• Work request: From the material below, copy every line in which the word "vist" occurs.

• Dataset excerpts:
========================================

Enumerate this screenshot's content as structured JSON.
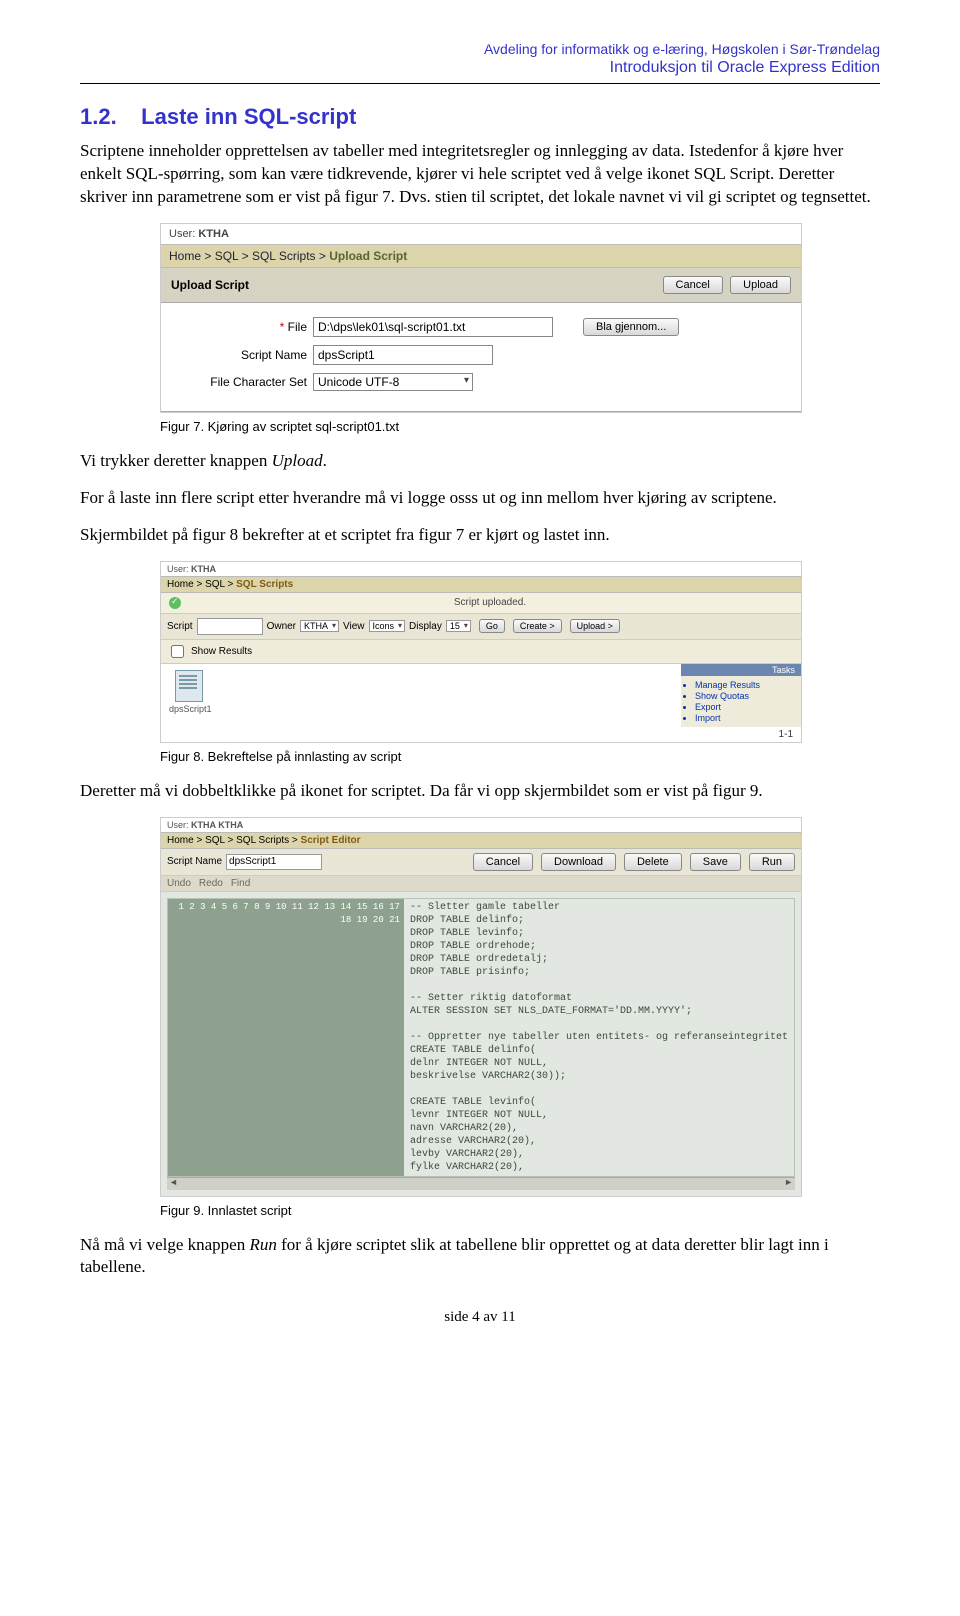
{
  "header": {
    "line1": "Avdeling for informatikk og e-læring, Høgskolen i Sør-Trøndelag",
    "line2": "Introduksjon til Oracle Express Edition"
  },
  "section": {
    "number": "1.2.",
    "title": "Laste inn SQL-script"
  },
  "para1": "Scriptene inneholder opprettelsen av tabeller med integritetsregler og innlegging av data. Istedenfor å kjøre hver enkelt SQL-spørring, som kan være tidkrevende, kjører vi hele scriptet ved å velge ikonet SQL Script. Deretter skriver inn parametrene som er vist på figur 7. Dvs. stien til scriptet, det lokale navnet vi vil gi scriptet og tegnsettet.",
  "fig7": {
    "user_label": "User:",
    "user_value": "KTHA",
    "crumb": [
      "Home",
      "SQL",
      "SQL Scripts",
      "Upload Script"
    ],
    "panel_title": "Upload Script",
    "btn_cancel": "Cancel",
    "btn_upload": "Upload",
    "file_label": "File",
    "file_value": "D:\\dps\\lek01\\sql-script01.txt",
    "browse": "Bla gjennom...",
    "name_label": "Script Name",
    "name_value": "dpsScript1",
    "charset_label": "File Character Set",
    "charset_value": "Unicode UTF-8"
  },
  "caption7": "Figur 7. Kjøring av scriptet sql-script01.txt",
  "para2a": "Vi trykker deretter knappen ",
  "para2b": "Upload",
  "para2c": ".",
  "para3": "For å laste inn flere script etter hverandre må vi logge osss ut og inn mellom hver kjøring av scriptene.",
  "para4": "Skjermbildet på figur 8 bekrefter at et scriptet fra figur 7 er kjørt og lastet inn.",
  "fig8": {
    "user_label": "User:",
    "user_value": "KTHA",
    "crumb": [
      "Home",
      "SQL",
      "SQL Scripts"
    ],
    "msg": "Script uploaded.",
    "script_label": "Script",
    "owner_label": "Owner",
    "owner_value": "KTHA",
    "view_label": "View",
    "view_value": "Icons",
    "display_label": "Display",
    "display_value": "15",
    "go": "Go",
    "create": "Create >",
    "upload": "Upload >",
    "show_results": "Show Results",
    "tasks_title": "Tasks",
    "tasks": [
      "Manage Results",
      "Show Quotas",
      "Export",
      "Import"
    ],
    "icon_label": "dpsScript1",
    "count": "1-1"
  },
  "caption8": "Figur 8. Bekreftelse på innlasting av script",
  "para5": "Deretter må vi dobbeltklikke på ikonet for scriptet. Da får vi opp skjermbildet som er vist på figur 9.",
  "fig9": {
    "user_label": "User:",
    "user_value": "KTHA   KTHA",
    "crumb": [
      "Home",
      "SQL",
      "SQL Scripts",
      "Script Editor"
    ],
    "name_label": "Script Name",
    "name_value": "dpsScript1",
    "btn_cancel": "Cancel",
    "btn_download": "Download",
    "btn_delete": "Delete",
    "btn_save": "Save",
    "btn_run": "Run",
    "undo": "Undo",
    "redo": "Redo",
    "find": "Find",
    "code": [
      "-- Sletter gamle tabeller",
      "DROP TABLE delinfo;",
      "DROP TABLE levinfo;",
      "DROP TABLE ordrehode;",
      "DROP TABLE ordredetalj;",
      "DROP TABLE prisinfo;",
      "",
      "-- Setter riktig datoformat",
      "ALTER SESSION SET NLS_DATE_FORMAT='DD.MM.YYYY';",
      "",
      "-- Oppretter nye tabeller uten entitets- og referanseintegritet",
      "CREATE TABLE delinfo(",
      "delnr INTEGER NOT NULL,",
      "beskrivelse VARCHAR2(30));",
      "",
      "CREATE TABLE levinfo(",
      "levnr INTEGER NOT NULL,",
      "navn VARCHAR2(20),",
      "adresse VARCHAR2(20),",
      "levby VARCHAR2(20),",
      "fylke VARCHAR2(20),"
    ]
  },
  "caption9": "Figur 9. Innlastet script",
  "para6a": "Nå må vi velge knappen ",
  "para6b": "Run",
  "para6c": " for å kjøre scriptet slik at tabellene blir opprettet og at data deretter blir lagt inn i tabellene.",
  "footer": "side 4 av 11"
}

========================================

• Exercise result:
  "para1": "Scriptene inneholder opprettelsen av tabeller med integritetsregler og innlegging av data. Istedenfor å kjøre hver enkelt SQL-spørring, som kan være tidkrevende, kjører vi hele scriptet ved å velge ikonet SQL Script. Deretter skriver inn parametrene som er vist på figur 7. Dvs. stien til scriptet, det lokale navnet vi vil gi scriptet og tegnsettet.",
  "para5": "Deretter må vi dobbeltklikke på ikonet for scriptet. Da får vi opp skjermbildet som er vist på figur 9.",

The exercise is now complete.